Jabbar KP, Seena TP, Abilash N, Jayakumari C, Sreekumaran E, Sreejesh PG, Darvin VD, Ramesh G and Sreenath R: Evaluation of detrimental factors of drinking water and the effect of blood glucose levels and anxiety status: an experimental study in wistar albino rats using elevated plus maze. Int J Pharm Sci & Res 2021; 12(11): 5880-93. doi: 10.13040/IJPSR.0975-8232.12(11).5880-93.
All © 2021 are reserved by the International Journal of Pharmaceutical Sciences and Research. This Journal licensed under a Creative Commons Attribution-NonCommercial-ShareAlike 3.0 Unported License.
P. K. Jabbar, T. P. Seena *, N. Abilash, C. Jayakumari, E. Sreekumaran, P. G. Sreejesh, V. D. Darvin, G. Ramesh and R. Sreenath
Department of Endocrinology, Government Medical College, Thiruvananthapuram, Kerala, India.

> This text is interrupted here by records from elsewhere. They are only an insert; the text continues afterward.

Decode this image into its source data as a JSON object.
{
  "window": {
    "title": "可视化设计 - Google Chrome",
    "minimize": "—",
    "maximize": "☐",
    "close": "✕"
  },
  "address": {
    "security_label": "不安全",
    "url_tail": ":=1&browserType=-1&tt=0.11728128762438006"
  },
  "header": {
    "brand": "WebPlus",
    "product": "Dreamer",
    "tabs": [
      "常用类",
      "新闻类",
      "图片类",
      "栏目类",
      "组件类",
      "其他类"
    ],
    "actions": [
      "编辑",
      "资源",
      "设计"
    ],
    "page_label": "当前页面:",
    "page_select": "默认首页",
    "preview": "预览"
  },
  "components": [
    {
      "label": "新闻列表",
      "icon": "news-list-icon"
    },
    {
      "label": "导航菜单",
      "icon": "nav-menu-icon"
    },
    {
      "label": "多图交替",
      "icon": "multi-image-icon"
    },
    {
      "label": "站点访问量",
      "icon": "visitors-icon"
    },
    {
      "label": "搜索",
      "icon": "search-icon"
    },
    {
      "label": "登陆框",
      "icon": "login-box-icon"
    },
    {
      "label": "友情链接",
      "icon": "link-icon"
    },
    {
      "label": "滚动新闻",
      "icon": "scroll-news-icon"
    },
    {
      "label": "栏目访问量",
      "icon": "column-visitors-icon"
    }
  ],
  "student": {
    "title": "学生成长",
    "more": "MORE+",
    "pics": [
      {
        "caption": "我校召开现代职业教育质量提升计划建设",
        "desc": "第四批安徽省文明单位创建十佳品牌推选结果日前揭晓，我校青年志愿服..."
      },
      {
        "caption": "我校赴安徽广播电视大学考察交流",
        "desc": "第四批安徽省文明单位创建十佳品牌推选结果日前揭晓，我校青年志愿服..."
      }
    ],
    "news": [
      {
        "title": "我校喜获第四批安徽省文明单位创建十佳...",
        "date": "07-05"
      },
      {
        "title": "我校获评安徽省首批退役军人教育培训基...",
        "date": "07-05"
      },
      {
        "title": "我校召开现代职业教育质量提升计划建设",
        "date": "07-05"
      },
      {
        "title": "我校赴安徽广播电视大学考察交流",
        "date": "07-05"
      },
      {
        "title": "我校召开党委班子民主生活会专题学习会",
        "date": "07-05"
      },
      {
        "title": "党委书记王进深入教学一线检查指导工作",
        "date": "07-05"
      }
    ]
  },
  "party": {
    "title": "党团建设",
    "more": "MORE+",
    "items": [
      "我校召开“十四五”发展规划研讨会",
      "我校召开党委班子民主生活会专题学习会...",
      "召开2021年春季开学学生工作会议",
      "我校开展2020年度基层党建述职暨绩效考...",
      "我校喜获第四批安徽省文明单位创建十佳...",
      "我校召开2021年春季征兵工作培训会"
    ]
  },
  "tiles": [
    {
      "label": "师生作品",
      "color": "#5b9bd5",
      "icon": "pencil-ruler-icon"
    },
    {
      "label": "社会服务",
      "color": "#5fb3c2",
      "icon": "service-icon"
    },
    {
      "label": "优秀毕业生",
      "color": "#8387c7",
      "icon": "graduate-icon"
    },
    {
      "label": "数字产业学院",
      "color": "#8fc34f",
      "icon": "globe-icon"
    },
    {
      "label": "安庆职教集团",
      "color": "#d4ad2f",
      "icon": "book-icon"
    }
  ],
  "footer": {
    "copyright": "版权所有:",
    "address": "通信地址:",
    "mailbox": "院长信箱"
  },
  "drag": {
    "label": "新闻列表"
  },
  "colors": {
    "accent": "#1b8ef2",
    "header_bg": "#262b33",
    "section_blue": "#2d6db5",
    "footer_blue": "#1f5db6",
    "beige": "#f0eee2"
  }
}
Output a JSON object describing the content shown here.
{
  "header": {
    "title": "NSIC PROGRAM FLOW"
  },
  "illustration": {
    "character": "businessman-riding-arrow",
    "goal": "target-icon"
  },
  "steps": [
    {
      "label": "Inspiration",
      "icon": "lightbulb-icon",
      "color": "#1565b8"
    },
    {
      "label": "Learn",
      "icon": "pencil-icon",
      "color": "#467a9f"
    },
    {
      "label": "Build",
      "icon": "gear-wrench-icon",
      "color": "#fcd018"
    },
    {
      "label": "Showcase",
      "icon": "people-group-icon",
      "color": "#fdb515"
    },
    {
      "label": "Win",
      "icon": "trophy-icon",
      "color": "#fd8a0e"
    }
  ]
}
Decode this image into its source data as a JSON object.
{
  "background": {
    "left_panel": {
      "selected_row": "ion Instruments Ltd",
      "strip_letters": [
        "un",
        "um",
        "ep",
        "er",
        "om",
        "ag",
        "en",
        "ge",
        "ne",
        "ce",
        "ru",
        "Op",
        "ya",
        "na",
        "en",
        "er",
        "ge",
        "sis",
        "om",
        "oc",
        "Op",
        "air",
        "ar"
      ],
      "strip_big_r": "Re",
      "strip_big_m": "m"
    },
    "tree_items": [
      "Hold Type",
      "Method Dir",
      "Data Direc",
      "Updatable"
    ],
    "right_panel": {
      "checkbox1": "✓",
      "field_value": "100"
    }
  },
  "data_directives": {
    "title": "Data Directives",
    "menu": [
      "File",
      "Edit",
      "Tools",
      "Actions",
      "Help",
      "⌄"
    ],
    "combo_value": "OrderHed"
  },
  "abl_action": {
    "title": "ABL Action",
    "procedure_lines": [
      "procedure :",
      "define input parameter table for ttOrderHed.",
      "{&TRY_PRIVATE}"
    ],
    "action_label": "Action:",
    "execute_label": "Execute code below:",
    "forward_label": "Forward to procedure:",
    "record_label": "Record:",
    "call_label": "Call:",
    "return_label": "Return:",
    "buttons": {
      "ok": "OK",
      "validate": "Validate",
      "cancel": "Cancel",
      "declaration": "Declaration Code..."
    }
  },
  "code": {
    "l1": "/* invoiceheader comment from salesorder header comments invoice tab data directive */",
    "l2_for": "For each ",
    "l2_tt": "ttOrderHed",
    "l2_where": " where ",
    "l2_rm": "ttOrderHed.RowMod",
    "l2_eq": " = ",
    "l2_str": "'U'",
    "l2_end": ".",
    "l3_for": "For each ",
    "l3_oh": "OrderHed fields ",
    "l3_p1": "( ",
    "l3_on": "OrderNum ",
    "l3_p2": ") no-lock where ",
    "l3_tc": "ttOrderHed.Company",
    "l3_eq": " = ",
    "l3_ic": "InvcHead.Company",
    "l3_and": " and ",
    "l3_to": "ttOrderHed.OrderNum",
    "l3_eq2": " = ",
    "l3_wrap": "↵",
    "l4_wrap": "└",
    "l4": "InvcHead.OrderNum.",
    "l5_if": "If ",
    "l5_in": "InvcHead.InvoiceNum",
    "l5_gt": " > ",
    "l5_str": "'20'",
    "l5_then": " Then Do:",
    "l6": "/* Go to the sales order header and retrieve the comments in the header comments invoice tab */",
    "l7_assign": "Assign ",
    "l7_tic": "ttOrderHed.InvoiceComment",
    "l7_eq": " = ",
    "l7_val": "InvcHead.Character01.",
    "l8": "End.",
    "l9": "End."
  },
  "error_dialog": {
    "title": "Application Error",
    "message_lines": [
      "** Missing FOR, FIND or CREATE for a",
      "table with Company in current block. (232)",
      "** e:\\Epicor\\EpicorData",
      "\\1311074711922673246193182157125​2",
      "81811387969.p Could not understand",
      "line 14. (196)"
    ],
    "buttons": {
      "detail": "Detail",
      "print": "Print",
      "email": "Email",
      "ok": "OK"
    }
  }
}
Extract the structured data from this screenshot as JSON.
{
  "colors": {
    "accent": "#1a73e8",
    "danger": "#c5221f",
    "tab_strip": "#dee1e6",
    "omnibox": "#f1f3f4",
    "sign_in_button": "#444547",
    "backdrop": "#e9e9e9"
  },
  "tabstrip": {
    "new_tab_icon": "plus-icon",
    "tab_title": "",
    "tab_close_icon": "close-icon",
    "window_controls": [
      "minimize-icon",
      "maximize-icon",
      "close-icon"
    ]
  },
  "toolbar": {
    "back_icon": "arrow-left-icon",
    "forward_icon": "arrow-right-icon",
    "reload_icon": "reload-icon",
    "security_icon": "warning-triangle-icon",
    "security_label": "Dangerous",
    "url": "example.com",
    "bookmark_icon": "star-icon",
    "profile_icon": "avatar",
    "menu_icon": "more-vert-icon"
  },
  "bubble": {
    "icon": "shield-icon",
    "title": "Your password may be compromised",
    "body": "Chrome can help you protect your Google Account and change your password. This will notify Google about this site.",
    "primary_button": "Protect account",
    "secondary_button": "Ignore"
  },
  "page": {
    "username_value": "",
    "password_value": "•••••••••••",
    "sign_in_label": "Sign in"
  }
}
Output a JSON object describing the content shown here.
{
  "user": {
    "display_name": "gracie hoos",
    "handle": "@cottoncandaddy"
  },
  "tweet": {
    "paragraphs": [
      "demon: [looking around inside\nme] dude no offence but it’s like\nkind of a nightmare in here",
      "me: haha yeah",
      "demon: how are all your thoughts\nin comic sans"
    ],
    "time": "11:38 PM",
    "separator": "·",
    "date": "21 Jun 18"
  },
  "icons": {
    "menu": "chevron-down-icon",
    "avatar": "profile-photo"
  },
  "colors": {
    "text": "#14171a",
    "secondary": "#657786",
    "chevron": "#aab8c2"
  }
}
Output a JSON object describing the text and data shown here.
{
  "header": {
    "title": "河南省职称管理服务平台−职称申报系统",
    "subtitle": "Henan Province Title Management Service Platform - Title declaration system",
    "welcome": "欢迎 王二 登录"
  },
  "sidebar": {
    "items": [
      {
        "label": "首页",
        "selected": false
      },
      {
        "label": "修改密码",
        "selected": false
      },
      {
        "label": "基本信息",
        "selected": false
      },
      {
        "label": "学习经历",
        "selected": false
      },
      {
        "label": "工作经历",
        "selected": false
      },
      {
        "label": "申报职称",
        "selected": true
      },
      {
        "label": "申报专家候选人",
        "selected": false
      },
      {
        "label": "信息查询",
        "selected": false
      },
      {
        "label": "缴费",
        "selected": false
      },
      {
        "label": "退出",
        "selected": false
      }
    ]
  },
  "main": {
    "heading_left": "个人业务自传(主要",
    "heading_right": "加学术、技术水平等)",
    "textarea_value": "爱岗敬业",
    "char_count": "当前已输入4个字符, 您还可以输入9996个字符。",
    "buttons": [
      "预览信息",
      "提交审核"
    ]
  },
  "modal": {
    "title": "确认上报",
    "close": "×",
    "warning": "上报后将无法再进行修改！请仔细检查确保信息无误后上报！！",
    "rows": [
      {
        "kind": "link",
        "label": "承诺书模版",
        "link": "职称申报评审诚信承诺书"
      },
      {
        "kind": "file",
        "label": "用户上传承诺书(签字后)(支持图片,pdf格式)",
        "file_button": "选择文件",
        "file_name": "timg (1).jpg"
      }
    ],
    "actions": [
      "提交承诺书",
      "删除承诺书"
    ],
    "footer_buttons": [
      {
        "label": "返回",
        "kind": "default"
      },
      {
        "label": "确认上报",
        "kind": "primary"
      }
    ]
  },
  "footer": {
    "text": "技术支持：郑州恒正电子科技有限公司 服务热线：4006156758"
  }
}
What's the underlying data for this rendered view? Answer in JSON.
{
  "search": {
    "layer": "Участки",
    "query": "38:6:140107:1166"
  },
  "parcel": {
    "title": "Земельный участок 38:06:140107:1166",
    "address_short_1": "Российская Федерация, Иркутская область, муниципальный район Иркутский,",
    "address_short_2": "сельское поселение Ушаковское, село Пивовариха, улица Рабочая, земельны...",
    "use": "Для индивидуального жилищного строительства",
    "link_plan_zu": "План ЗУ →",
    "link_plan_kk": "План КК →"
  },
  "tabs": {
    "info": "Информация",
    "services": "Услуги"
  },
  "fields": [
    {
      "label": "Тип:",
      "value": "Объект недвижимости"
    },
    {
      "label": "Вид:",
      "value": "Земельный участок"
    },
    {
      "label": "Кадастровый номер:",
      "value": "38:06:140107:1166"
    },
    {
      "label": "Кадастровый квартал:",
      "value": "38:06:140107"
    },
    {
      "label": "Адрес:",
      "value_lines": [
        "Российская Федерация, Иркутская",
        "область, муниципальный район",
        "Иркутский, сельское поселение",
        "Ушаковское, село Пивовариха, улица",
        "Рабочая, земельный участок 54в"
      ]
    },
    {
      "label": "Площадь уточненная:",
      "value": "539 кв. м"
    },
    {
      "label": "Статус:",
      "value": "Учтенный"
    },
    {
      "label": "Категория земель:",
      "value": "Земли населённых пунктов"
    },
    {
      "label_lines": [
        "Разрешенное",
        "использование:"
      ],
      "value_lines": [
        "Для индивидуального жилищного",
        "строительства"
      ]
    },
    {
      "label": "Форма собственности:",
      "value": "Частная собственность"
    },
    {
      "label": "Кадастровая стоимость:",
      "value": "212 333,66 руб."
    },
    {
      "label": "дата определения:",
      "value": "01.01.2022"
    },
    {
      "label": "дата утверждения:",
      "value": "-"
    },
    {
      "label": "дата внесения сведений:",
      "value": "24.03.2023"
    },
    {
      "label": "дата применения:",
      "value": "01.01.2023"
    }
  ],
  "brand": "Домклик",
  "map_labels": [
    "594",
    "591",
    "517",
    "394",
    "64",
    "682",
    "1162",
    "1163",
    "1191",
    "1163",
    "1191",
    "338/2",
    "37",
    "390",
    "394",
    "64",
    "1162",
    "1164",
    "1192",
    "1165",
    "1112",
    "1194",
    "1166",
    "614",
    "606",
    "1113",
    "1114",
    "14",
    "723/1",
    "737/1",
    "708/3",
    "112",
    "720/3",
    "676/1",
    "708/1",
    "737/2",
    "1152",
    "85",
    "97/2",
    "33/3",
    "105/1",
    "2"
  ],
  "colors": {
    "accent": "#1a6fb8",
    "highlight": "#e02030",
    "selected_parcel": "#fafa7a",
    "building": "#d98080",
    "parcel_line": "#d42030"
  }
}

15 December 2020
11 April 2021
26 May 2021
01 November 2021